"The ironic thing is we've actually played a little better at road than at home," said Rueck. "This is a team that has done a great job on the road and so yeah, it's surprising that we got one on the road or that we got any, to be honest."
The fact that an inexperienced, winless team was able to fight through the difficulty of pulling one out on the road is impressive - it sounds weird to say it given what their record says, but they are in a way unflappable. That's not to say they're great - even they know that's not true yet - but they're remarkably consistent, disciplined, and methodical in what they do for a team of players that had not only never played together before this year, but also never even played consistent minutes of D1 ball before this year outside of Greer.
"I'm so happy for our team," said Rueck. "I was just talking on the radio about the courage that it took just for the players to even want to be a part of the program. For the freshmen that were signed to even show up - they didn't have to and they did - and say, 'I want to be a part of this,' which in July was an absolute mess. For them to be rewarded like this with a Pac-10 win, I didn't know if it would come this year. Well, I didn't know if any wins would come this year. It's just a tribute to the heart and the guts that they play with everyday."
We talk about things like guts, heart, and passion a lot in sports, but the methodical play and consistent effort you see from this team doesn't come with any expectation of individual or even team glory.
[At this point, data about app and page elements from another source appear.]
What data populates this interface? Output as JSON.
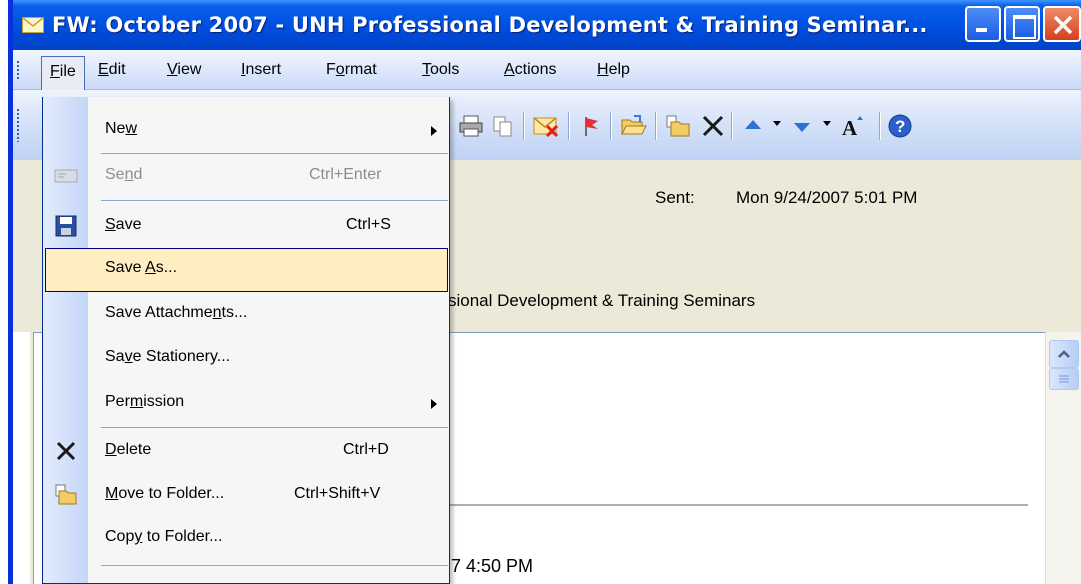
{
  "window": {
    "title": "FW: October 2007 - UNH Professional Development & Training Seminar..."
  },
  "menubar": {
    "items": [
      {
        "label": "File",
        "ul": "F",
        "rest": "ile"
      },
      {
        "label": "Edit",
        "ul": "E",
        "rest": "dit"
      },
      {
        "label": "View",
        "ul": "V",
        "rest": "iew"
      },
      {
        "label": "Insert",
        "ul": "I",
        "rest": "nsert"
      },
      {
        "label": "Format",
        "pre": "F",
        "ul": "o",
        "rest": "rmat"
      },
      {
        "label": "Tools",
        "ul": "T",
        "rest": "ools"
      },
      {
        "label": "Actions",
        "ul": "A",
        "rest": "ctions"
      },
      {
        "label": "Help",
        "ul": "H",
        "rest": "elp"
      }
    ]
  },
  "message": {
    "sent_label": "Sent:",
    "sent_value": "Mon 9/24/2007 5:01 PM",
    "subject_fragment": "sional Development & Training Seminars",
    "body_time_fragment": "7 4:50 PM"
  },
  "file_menu": {
    "items": [
      {
        "pre": "Ne",
        "ul": "w",
        "post": "",
        "shortcut": "",
        "submenu": true,
        "disabled": false
      },
      {
        "pre": "Se",
        "ul": "n",
        "post": "d",
        "shortcut": "Ctrl+Enter",
        "submenu": false,
        "disabled": true
      },
      {
        "pre": "",
        "ul": "S",
        "post": "ave",
        "shortcut": "Ctrl+S",
        "submenu": false,
        "disabled": false
      },
      {
        "pre": "Save ",
        "ul": "A",
        "post": "s...",
        "shortcut": "",
        "submenu": false,
        "disabled": false,
        "highlighted": true
      },
      {
        "pre": "Save Attachme",
        "ul": "n",
        "post": "ts...",
        "shortcut": "",
        "submenu": false,
        "disabled": false
      },
      {
        "pre": "Sa",
        "ul": "v",
        "post": "e Stationery...",
        "shortcut": "",
        "submenu": false,
        "disabled": false
      },
      {
        "pre": "Per",
        "ul": "m",
        "post": "ission",
        "shortcut": "",
        "submenu": true,
        "disabled": false
      },
      {
        "pre": "",
        "ul": "D",
        "post": "elete",
        "shortcut": "Ctrl+D",
        "submenu": false,
        "disabled": false
      },
      {
        "pre": "",
        "ul": "M",
        "post": "ove to Folder...",
        "shortcut": "Ctrl+Shift+V",
        "submenu": false,
        "disabled": false
      },
      {
        "pre": "Cop",
        "ul": "y",
        "post": " to Folder...",
        "shortcut": "",
        "submenu": false,
        "disabled": false
      }
    ]
  },
  "colors": {
    "titlebar": "#0055e5",
    "menu_highlight": "#ffeec2",
    "menu_highlight_border": "#000080",
    "header_bg": "#ece9d8"
  },
  "icons": {
    "title": "envelope-icon",
    "toolbar": [
      "print-icon",
      "copy-icon",
      "mark-unread-icon",
      "flag-icon",
      "open-folder-icon",
      "move-to-folder-icon",
      "delete-icon",
      "previous-item-icon",
      "next-item-icon",
      "font-size-icon",
      "help-icon"
    ],
    "file_menu": [
      "send-icon",
      "save-icon",
      "delete-icon",
      "move-to-folder-icon"
    ]
  }
}
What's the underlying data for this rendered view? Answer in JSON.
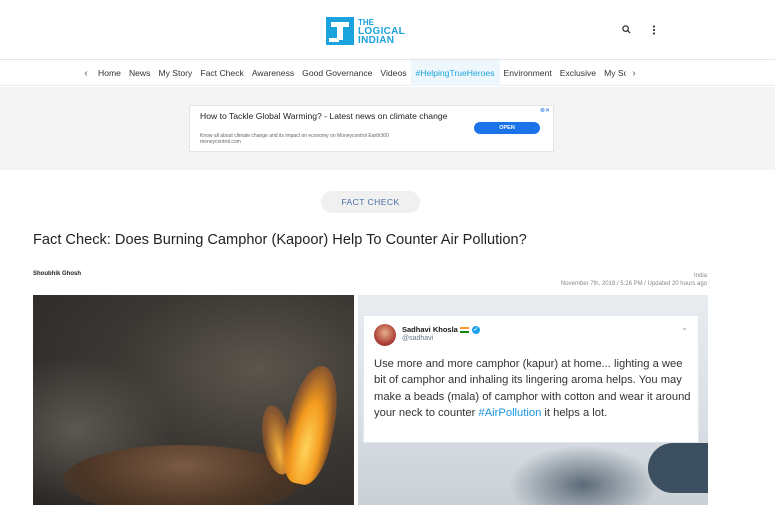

You can't have such delusions of grandeur when you've got players who were either in Division III, high school, or playing intramurals last year. That's why, in a way, although lingering on the court immediately after the game makes sense, you also had to wonder how they would celebrate in an arena most had never been to as the game neared a point where a win neared their reach.
It would have made just as much sense for a team that has humbly suffered through seemingly endless losses yet maintained the discipline to improve to walk off the court with their heads held high in a business-as-usual demeanor, merely focused on the task of constantly becoming a stronger unit.
But everyone deserves a reward when you work as hard as this team to become among the best defensive teams in the conference despite nobody expecting them to win a game. And you can probably expect that reward to lead to further success in the future, even if they end up dead last.
"It gives us hope," said Rueck. "This is a team that's been in almost every game, within reach anyway. It gives us hope knowing once you've done it once it's, 'Hey, maybe we can do this again.' And maybe it's a perfect timing for just a little motivation to come in and want to learn a little faster in practice and take our game to another level."
You just have to accept a more expansive notion of success that goes beyond the simple binary of wins and losses.
And at some level, if you can't appreciate the story developing in Corvallis, you're only missing out on a great testament to the collaborative strength of the human spirit.